These references are just a taste of the many ways that negative capability has been found “in the wild” in recent years. In my forthcoming essay, I consider how in these modern permutations of negative capability, ‘doubt’ gives way to ‘patience’ before it eventually arrives at ‘empathy’ and how Pullman returns in His Dark Materials to a renewed skepticism about the role of the self in poetic creation, so be sure to check out Keats’s Negative Capability: New Origins and Afterlives for more on negative capability in contemporary literature and culture.


Notes

[1] Agni, No. 40 (1994), pp. 159-60.

[2] Deborah Lilley, ‘Theories of Certain Uncertainty: Climate Change and Negative Capability’, symploke, Volume 21, Numbers 1-2 (2013), pp. 97-108.

[3] Roberto Unger, False Necessity: Anti-Necessitarian Social Theory in the Service of Radical Democracy (London: Verso, 2004).

[4] Terence E. Holt, ‘Narrative Medicine and Negative Capability,’ Literature and Medicine Volume 23, Number 2, Fall 2004, pp. 318-33.

[5] Delese Wear, ‘Toward Negative Capability: Literature in the Medical Curriculum’, Curriculum Inquiry Vol. 34, No. 2 (Summer, 2004), pp. 169-84.

[6] Jonathan Levy, ‘Reflections on Teaching Playwrighting in the Schools’, The Journal of Aesthetic Education, 26: 3 (Autumn 1992), p. 105 (italics in original). Dan Simmons makes a similar claim that negative capability ‘remains … a required precursor to empathy in life and in art’ (p. 402) because it ‘allow[s] the best of writers to become skinwalkers and shapeshifters and to create characters more real and memorable than many of the living, breathing human beings we meet in our lifetime’; he then blames a lack of negative capability for the two-dimensionality of so many characters in contemporary speculative fiction (p. 414). (‘Shapeshifters and Skinwalkers: the Writer’s Curse of Negative Capability’, Journal of the Fantastic in the Arts, 8: 4 [1997], pp. 400, 405.)

[7] ‘The Locked Room’. True Detective. HBO. 26 Jan. 2014. Television.

[8] William V. Spanos, ‘Charles Olson and Negative Capability: A Phenomenological Interpretation’. Contemporary Literature Vol. 21, No. 1 (Winter, 1980), pp. 38-80. Beth Lau, ‘Jane Austen and John Keats: Negative Capability, Romance and Reality’, Keats-Shelley Journal, Vol. 55, (2006), pp. 81-110. Lau defines negative capability as ‘the ability to negate one’s own personality, project oneself into the thoughts and feelings of others, and remain open to a variety of points of view” (84); she associates this quality with Austen, whom she claims ‘best exemplifies’ it (86).

[9] Ou Li, Keats and Negative Capability.

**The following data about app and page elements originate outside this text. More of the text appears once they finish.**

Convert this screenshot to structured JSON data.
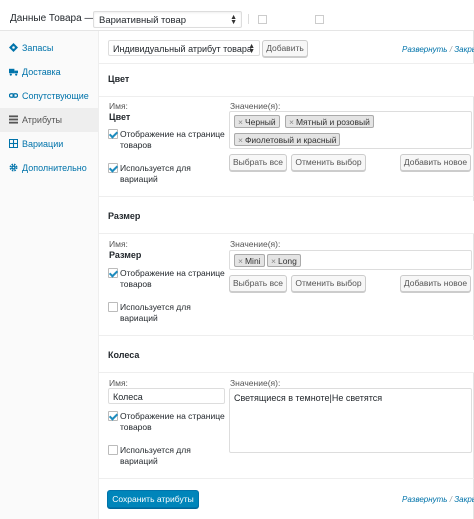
{
  "header": {
    "title": "Данные Товара —",
    "product_type": "Вариативный товар"
  },
  "sidebar": {
    "items": [
      {
        "label": "Запасы",
        "icon": "inventory-icon"
      },
      {
        "label": "Доставка",
        "icon": "truck-icon"
      },
      {
        "label": "Сопутствующие",
        "icon": "link-icon"
      },
      {
        "label": "Атрибуты",
        "icon": "list-icon"
      },
      {
        "label": "Вариации",
        "icon": "grid-icon"
      },
      {
        "label": "Дополнительно",
        "icon": "gear-icon"
      }
    ],
    "active_index": 3
  },
  "toolbar": {
    "attribute_select": "Индивидуальный атрибут товара",
    "add_label": "Добавить",
    "expand_label": "Развернуть",
    "separator": "/",
    "collapse_label": "Закрыть"
  },
  "attributes": [
    {
      "title": "Цвет",
      "name_label": "Имя:",
      "name_value": "Цвет",
      "values_label": "Значение(я):",
      "tags": [
        "Черный",
        "Мятный и розовый",
        "Фиолетовый и красный"
      ],
      "visible_label_1": "Отображение на странице",
      "visible_label_2": "товаров",
      "visible_checked": true,
      "variation_label_1": "Используется для",
      "variation_label_2": "вариаций",
      "variation_checked": true,
      "select_all": "Выбрать все",
      "select_none": "Отменить выбор",
      "add_new": "Добавить новое"
    },
    {
      "title": "Размер",
      "name_label": "Имя:",
      "name_value": "Размер",
      "values_label": "Значение(я):",
      "tags": [
        "Mini",
        "Long"
      ],
      "visible_label_1": "Отображение на странице",
      "visible_label_2": "товаров",
      "visible_checked": true,
      "variation_label_1": "Используется для",
      "variation_label_2": "вариаций",
      "variation_checked": false,
      "select_all": "Выбрать все",
      "select_none": "Отменить выбор",
      "add_new": "Добавить новое"
    },
    {
      "title": "Колеса",
      "name_label": "Имя:",
      "name_value": "Колеса",
      "values_label": "Значение(я):",
      "values_text": "Светящиеся в темноте|Не светятся",
      "visible_label_1": "Отображение на странице",
      "visible_label_2": "товаров",
      "visible_checked": true,
      "variation_label_1": "Используется для",
      "variation_label_2": "вариаций",
      "variation_checked": false
    }
  ],
  "footer": {
    "save_label": "Сохранить атрибуты",
    "expand_label": "Развернуть",
    "separator": "/",
    "collapse_label": "Закрыть"
  },
  "colors": {
    "accent": "#0073aa",
    "primary_button": "#0085ba"
  }
}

Bloomsbury Literary Studies Series. New York: Continuum, 2001, p. 19.

[10] Princeton University Press, 2008.

[11]  In ‘Methodology and Perspective in the Theory of Lawyers’ Ethics: a Response to Professors Woolley and Markovits’ (The University of Toronto Law Journal, Vol. 60, No. 4 (Fall 2010), pp. 1011-19).

[12] Wendel, p. 1016.

[13] Michigan Law Review Vol. 103, No. 8, 2005 Survey of Books Relating to the Law (Aug., 2005), pp. 2020-72.

[14] Ibid, p. 2022.